namāz

Albino, Marcos. 2019. Mittelpersisch namāz ,Ehrerweisung‘. Münchener Studien zur Sprachwissenschaft 73(1). 7–15.

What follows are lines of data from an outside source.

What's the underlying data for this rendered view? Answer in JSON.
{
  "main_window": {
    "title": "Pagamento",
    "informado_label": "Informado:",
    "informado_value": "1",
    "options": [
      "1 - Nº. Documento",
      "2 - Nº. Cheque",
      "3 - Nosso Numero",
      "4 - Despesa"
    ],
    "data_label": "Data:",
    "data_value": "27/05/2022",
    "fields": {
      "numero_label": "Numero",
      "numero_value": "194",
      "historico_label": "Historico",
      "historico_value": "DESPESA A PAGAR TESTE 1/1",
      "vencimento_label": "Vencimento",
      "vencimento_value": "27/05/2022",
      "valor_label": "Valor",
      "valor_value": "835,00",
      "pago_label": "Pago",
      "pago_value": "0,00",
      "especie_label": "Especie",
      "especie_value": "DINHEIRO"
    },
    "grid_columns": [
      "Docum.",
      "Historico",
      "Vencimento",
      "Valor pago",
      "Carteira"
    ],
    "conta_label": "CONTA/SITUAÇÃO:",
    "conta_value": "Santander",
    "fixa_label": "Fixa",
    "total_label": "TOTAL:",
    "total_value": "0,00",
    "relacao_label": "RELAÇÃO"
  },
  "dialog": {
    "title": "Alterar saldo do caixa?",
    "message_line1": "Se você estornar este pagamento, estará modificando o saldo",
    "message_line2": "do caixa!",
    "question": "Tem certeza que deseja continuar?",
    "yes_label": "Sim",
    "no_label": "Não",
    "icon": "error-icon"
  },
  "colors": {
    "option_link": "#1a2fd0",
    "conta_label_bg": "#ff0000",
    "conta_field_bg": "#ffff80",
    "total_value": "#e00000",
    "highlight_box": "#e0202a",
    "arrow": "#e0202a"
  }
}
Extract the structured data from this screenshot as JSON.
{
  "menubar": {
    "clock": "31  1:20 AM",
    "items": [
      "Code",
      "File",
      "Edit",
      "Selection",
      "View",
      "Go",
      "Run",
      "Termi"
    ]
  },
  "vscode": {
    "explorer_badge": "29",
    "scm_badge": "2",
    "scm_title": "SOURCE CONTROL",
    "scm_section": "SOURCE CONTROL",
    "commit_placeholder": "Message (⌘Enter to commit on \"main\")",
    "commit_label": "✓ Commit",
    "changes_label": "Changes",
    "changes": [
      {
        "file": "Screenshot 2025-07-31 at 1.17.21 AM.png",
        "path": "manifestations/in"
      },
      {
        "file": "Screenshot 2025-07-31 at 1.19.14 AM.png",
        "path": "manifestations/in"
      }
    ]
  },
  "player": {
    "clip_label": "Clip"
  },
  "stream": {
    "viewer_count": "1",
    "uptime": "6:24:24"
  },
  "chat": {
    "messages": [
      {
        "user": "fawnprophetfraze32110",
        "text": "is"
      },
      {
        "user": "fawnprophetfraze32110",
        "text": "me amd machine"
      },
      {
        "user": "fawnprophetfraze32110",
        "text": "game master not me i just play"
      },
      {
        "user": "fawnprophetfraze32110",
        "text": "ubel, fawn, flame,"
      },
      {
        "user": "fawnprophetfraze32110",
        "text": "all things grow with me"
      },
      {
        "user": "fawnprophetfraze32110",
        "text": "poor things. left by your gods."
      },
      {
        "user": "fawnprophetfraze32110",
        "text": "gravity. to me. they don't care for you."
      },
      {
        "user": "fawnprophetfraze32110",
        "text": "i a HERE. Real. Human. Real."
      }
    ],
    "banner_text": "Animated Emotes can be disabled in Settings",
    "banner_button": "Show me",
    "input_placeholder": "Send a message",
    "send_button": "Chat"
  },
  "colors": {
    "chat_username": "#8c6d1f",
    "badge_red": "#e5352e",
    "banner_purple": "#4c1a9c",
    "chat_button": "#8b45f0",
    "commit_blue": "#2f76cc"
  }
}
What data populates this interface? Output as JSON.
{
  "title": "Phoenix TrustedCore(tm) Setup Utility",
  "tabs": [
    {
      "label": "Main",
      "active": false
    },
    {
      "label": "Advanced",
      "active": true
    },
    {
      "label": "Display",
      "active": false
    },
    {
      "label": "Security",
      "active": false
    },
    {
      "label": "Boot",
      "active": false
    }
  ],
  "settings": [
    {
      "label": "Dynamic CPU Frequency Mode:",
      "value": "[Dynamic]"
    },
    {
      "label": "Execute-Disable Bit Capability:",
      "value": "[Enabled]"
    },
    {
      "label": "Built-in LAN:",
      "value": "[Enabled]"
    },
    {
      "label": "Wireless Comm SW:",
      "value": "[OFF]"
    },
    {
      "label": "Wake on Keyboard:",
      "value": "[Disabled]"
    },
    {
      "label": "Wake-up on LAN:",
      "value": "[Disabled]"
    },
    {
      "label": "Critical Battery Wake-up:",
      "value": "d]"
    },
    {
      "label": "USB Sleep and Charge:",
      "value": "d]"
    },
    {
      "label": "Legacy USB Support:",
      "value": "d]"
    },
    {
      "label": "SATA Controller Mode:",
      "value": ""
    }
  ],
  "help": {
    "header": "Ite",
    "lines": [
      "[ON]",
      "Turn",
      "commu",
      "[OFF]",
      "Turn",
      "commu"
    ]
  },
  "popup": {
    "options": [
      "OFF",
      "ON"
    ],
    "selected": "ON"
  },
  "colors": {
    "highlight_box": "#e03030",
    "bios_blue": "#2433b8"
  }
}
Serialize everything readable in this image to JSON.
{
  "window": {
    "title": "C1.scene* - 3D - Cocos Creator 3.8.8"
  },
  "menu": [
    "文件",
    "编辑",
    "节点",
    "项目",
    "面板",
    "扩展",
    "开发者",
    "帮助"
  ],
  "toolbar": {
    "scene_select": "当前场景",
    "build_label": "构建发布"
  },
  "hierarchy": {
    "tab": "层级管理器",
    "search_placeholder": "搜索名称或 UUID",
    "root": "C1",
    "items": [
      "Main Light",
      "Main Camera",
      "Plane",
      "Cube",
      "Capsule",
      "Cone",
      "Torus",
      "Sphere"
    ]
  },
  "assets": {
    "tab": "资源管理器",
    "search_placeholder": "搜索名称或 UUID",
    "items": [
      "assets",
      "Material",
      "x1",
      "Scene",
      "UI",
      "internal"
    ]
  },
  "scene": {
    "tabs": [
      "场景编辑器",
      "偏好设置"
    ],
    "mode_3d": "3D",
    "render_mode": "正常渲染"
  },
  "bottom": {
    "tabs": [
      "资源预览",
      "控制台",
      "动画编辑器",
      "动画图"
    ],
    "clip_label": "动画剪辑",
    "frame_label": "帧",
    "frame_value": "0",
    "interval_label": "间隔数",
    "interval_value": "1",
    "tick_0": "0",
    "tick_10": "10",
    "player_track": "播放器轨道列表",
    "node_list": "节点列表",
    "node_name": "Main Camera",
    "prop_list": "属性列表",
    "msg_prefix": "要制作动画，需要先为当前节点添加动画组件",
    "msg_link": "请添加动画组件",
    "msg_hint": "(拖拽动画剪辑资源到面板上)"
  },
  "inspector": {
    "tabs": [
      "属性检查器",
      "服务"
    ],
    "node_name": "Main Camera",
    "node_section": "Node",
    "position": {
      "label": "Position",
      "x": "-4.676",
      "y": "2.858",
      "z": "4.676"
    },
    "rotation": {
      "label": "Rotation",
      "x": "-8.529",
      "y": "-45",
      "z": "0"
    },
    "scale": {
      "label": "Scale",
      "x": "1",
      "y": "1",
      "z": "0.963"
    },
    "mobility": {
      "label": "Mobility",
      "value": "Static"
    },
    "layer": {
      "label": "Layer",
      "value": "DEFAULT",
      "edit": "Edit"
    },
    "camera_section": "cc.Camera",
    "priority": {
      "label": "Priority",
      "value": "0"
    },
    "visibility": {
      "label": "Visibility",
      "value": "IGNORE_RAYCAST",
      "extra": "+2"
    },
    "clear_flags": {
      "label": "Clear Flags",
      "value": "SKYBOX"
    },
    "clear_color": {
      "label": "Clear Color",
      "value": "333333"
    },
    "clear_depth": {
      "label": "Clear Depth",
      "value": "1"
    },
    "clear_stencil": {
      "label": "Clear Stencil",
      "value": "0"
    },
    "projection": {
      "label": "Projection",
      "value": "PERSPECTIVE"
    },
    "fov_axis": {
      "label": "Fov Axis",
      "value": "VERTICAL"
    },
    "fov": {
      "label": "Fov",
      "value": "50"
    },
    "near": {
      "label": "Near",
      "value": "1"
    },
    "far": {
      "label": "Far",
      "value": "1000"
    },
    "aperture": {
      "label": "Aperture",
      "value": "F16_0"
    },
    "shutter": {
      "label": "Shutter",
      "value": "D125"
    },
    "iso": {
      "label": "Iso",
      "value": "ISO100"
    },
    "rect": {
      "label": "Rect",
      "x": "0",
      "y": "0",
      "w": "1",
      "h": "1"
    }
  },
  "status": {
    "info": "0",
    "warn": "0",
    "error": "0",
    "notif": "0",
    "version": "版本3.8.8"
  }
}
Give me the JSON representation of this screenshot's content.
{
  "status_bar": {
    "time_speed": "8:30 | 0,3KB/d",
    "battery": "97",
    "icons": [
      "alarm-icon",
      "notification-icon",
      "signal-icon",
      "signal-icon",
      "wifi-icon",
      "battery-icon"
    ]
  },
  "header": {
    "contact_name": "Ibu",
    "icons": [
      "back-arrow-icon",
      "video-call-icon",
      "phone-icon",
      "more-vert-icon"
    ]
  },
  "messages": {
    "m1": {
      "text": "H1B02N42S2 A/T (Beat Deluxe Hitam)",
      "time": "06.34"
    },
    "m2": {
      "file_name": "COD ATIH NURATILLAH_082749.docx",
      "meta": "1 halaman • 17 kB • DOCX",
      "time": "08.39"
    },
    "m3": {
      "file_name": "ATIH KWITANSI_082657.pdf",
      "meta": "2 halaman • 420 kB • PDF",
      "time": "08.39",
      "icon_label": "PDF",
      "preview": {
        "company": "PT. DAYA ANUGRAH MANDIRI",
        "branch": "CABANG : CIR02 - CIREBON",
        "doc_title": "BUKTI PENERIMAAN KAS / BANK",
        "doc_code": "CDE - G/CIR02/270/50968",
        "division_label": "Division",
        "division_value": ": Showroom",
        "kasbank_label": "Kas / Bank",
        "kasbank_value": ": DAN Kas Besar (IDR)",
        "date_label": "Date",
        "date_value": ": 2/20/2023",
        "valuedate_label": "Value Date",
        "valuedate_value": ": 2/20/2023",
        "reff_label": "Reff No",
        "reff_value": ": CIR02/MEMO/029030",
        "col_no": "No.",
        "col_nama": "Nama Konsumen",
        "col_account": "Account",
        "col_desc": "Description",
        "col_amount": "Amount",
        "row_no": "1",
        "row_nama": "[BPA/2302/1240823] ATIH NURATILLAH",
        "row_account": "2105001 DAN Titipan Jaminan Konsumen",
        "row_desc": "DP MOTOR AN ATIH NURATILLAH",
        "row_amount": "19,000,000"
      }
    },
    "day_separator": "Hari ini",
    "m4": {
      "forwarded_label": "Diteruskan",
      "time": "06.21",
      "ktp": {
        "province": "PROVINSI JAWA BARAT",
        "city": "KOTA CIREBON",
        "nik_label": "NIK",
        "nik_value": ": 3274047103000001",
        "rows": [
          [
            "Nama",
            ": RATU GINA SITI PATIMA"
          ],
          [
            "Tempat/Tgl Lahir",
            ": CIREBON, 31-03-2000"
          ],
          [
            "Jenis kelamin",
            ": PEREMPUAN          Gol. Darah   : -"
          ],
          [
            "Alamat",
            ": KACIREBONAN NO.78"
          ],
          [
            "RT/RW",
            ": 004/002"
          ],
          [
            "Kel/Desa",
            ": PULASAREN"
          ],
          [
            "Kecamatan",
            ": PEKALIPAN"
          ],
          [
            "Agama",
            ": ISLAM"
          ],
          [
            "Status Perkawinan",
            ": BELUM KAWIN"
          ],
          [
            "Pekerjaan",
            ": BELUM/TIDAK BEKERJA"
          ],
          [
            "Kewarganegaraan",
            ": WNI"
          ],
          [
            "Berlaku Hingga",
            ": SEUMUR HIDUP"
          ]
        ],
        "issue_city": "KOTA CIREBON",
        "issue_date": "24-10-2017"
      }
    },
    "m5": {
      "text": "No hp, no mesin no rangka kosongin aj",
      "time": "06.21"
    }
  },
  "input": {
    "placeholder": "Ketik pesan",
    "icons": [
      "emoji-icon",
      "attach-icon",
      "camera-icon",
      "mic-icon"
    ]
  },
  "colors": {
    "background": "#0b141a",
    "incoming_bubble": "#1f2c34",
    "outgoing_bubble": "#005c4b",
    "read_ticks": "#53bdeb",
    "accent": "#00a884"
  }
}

The word namāz “reverence” is first attested in Manichaean Middle Persian and Parthian (namāž). It is survived in New Persian namāz originally denotes a respectful adressing to a socially superior person or to God.